There are many reasons you might want to make a bevel cut with a miter saw. Whether it’s for a compound miter consisting of two different angles, or for back cutting a piece of trim for a tighter fit, here’s how to make a bevel cut with a miter saw.
Step 1: Adjust the saw blade’s angle.
Locate the bevel adjustment knob in the back of the saw and loosen it. Many compound miter saws also have a pin that locks them from beveling in both directions, so if the saw isn’t tilting in the desired direction, pull this pin out as well.
Adjust the blade to the desired angle by watching the indicator and gauge located near the knob. Once the blade is at the correct angle, tighten the knob so it cannot move.
Step 2: Ensure the fence is clear.
Depending on the saw, there might be a section of fence that the user must remove before bevel cutting. Generally speaking, these removable sections tighten in place with a set of wing nuts and are easy to remove without tools. Some even just pivot out of the way. Without turning the saw on, lower the blade to ensure it’s clear of the fence.

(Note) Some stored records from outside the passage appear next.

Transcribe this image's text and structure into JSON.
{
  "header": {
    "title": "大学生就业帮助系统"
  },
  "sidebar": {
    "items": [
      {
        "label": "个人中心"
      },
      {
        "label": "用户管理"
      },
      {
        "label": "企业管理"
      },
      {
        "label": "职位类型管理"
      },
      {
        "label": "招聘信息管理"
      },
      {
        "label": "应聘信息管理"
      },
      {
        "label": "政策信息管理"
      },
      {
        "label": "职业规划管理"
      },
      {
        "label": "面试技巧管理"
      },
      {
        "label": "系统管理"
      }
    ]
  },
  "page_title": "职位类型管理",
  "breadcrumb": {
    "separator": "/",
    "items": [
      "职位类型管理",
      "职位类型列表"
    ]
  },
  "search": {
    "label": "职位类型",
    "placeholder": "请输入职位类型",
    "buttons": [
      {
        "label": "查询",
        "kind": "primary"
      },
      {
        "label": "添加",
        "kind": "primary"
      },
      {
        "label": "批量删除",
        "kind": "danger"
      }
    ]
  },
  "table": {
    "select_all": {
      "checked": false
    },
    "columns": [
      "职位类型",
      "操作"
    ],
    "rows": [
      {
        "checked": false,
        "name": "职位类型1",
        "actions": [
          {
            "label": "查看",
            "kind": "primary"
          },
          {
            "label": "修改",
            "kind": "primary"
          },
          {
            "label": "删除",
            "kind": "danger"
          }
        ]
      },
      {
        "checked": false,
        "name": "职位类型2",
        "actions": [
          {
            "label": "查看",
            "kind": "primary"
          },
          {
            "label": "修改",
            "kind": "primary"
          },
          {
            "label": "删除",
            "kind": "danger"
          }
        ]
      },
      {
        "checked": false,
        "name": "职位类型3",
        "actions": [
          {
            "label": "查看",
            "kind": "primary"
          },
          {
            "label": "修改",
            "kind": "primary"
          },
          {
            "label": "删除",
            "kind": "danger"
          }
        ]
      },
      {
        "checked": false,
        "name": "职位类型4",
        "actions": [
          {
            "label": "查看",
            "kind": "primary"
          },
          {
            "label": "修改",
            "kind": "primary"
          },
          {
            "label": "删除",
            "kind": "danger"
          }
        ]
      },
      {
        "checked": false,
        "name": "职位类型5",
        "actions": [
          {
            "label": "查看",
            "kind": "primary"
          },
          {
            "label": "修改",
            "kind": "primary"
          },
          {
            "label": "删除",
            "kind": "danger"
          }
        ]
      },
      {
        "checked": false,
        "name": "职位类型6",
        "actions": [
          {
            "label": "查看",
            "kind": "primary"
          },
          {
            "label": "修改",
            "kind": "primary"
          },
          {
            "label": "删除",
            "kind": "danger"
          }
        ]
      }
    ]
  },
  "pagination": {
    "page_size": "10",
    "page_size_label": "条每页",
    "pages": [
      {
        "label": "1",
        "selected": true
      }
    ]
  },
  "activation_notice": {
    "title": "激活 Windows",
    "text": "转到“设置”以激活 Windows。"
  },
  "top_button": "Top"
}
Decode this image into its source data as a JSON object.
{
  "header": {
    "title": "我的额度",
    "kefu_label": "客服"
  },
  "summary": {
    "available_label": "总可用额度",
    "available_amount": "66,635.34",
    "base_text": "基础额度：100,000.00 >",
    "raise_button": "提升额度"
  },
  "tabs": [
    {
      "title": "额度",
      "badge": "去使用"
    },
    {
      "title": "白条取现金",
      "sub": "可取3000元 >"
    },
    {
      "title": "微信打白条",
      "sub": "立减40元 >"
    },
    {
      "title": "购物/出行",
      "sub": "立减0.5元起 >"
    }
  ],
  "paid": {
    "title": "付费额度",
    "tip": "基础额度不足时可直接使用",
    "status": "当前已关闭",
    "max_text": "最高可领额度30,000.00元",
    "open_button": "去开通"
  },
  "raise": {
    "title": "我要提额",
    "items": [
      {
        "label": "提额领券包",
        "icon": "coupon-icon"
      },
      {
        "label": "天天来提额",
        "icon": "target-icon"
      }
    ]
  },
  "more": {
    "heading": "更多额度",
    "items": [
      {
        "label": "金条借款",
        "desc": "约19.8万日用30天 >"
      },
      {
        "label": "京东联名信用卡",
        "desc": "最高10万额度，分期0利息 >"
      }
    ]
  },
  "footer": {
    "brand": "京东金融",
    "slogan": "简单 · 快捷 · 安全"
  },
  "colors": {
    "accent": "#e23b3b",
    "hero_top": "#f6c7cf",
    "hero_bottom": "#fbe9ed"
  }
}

Step 3: Align the workpiece with the blade.
Place the workpiece on the saw and lower the blade. Ensure that the inside of the very lowest tooth lines up with the edge of the cutline. Adjust as necessary without scraping the blade against the workpiece. Once set, tighten the hold-down clamp to keep the workpiece from moving or jumping when the saw kicks on.
Step 4: Cut the workpiece.
With the support hand safely away from the blade, squeeze the safety trigger and the trigger to start the saw. Allow the saw blade to spin for a few moments to build speed. Slowly lower the saw into the workpiece until it cuts all the way through. Release the trigger, and allow the blade to stop before lifting the saw.
Pro Tip: The saw will travel at the set angle, so don’t try to pull it straight down. This will cause the blade to deflect and result in a poor cut.
Miter Saw Maintenance Tips
There are a few things that need to be done regularly to maintain a miter saw.
- Empty the dust collection bag after every use to ensure it’ll work properly.
- Use tar remover to clean the pitch from the blade.
- Frequently vacuum the motor’s fins and anywhere underneath the arm that collects dust.
- Note that miter saw arbors are reverse thread, so if a saw comes with the blade already in place, don’t accidentally overtighten the arbor while trying to replace the blade for the first time.
Miter saws might feel intimidating, but DIYers shouldn’t let one scare them. The moment that a DIYer adds a high-quality miter saw to their collection, they may feel empowered to tackle a whole new realm of projects. By putting the tips above into practice, learning how to operate a miter saw safely and accurately will become second nature.